WHAT TO WORK ON — Filter these entries down to the lines that hold the word "icon", and show each of them.

DATA FOR PROCESSING —
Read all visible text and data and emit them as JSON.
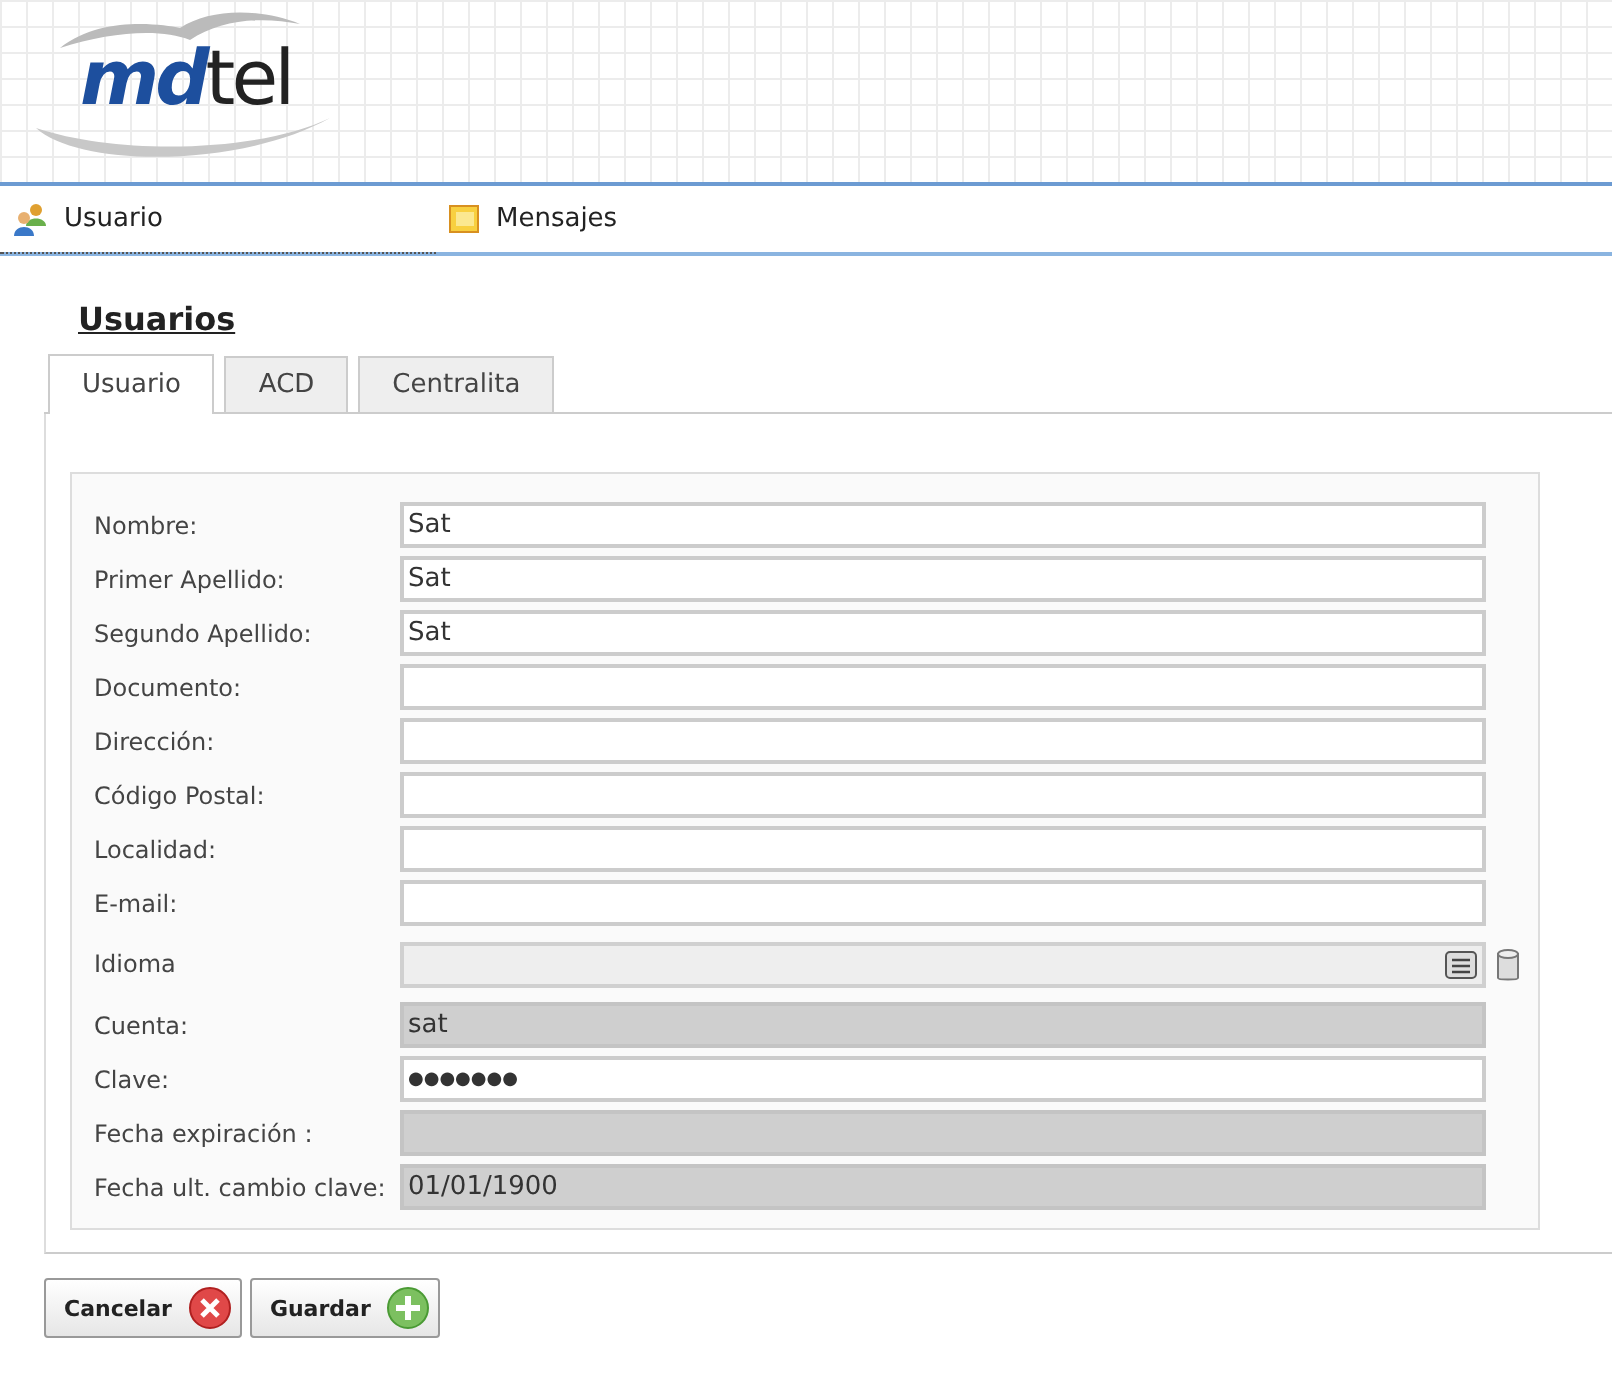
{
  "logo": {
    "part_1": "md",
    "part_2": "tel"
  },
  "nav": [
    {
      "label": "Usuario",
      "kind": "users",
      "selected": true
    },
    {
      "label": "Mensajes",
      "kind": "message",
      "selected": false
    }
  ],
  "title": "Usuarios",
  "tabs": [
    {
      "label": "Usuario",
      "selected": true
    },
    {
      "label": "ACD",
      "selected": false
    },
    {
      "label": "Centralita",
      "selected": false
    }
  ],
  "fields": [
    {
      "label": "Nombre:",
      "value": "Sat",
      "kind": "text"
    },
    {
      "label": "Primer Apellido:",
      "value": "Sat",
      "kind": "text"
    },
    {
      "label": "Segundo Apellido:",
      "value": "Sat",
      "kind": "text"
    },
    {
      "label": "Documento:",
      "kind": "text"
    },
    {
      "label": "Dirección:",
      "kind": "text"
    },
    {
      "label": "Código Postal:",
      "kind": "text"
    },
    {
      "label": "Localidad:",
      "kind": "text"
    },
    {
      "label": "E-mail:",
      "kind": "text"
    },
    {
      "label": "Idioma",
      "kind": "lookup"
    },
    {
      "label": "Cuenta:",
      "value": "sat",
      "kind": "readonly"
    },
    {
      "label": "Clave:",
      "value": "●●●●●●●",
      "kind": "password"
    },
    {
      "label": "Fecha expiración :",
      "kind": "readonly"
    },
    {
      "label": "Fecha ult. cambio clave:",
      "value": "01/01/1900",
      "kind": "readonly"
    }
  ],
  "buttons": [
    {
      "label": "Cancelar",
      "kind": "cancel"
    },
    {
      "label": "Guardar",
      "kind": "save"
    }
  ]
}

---

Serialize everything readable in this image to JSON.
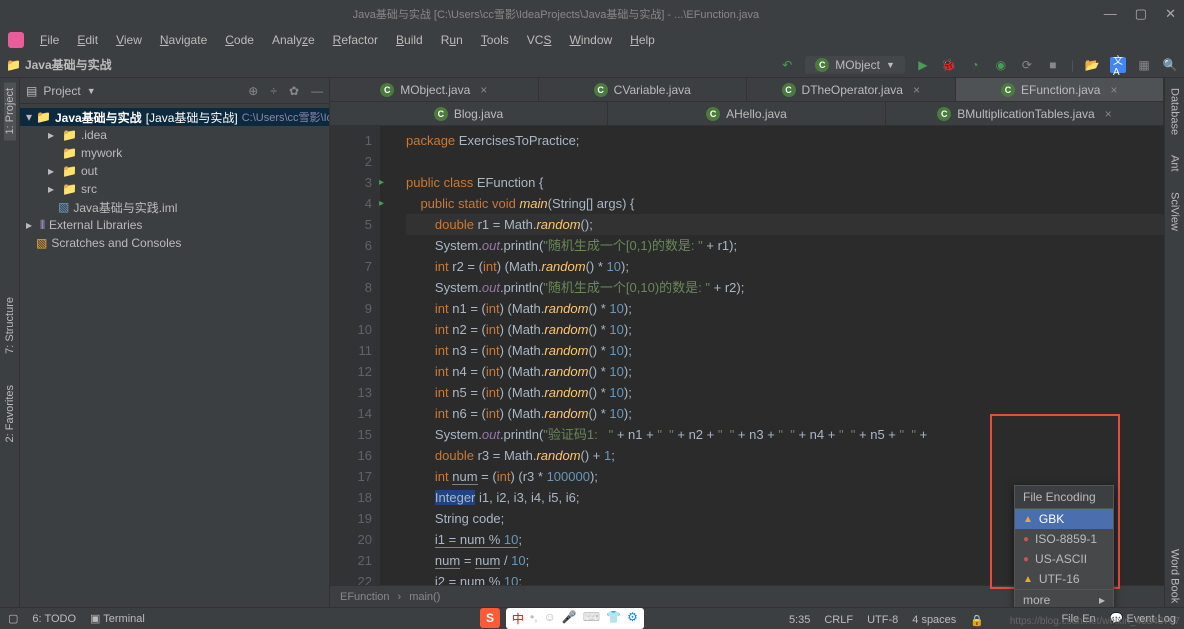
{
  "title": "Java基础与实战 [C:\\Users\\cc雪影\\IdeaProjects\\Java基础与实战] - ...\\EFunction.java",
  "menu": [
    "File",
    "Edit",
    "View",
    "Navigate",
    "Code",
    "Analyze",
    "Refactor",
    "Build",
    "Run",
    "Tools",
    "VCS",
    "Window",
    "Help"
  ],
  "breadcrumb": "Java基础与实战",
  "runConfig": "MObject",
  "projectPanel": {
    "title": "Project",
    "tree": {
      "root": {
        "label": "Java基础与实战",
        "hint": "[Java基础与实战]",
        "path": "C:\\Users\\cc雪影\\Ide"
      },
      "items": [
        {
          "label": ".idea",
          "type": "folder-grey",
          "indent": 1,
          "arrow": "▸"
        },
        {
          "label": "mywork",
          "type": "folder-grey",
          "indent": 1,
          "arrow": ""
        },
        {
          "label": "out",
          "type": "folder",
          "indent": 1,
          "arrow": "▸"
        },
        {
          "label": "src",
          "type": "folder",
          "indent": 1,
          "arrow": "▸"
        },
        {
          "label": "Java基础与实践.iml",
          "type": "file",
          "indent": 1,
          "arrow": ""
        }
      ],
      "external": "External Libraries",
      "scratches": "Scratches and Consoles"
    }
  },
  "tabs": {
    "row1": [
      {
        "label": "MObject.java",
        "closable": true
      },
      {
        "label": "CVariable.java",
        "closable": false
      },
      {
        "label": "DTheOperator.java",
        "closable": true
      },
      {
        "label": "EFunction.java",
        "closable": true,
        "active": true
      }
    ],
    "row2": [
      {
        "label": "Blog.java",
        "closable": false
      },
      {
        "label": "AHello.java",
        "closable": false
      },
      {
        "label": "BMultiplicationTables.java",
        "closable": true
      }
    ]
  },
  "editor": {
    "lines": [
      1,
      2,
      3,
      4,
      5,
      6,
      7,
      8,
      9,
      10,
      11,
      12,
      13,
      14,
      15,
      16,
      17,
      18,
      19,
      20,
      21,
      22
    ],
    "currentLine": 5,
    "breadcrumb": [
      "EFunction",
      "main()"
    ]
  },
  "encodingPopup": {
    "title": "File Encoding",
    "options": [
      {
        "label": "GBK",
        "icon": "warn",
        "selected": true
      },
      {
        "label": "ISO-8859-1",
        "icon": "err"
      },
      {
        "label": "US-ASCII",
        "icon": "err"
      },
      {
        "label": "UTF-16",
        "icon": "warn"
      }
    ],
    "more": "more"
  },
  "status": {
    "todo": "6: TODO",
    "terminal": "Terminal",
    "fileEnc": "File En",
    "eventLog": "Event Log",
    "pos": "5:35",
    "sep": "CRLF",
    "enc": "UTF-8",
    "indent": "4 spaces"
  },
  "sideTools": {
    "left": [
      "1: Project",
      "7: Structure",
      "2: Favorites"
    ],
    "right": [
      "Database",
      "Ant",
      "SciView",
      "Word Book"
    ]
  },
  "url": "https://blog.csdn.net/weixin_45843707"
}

TASK RESPONSE —
        "icon": "warn",
        "icon": "err"
        "icon": "err"
        "icon": "warn"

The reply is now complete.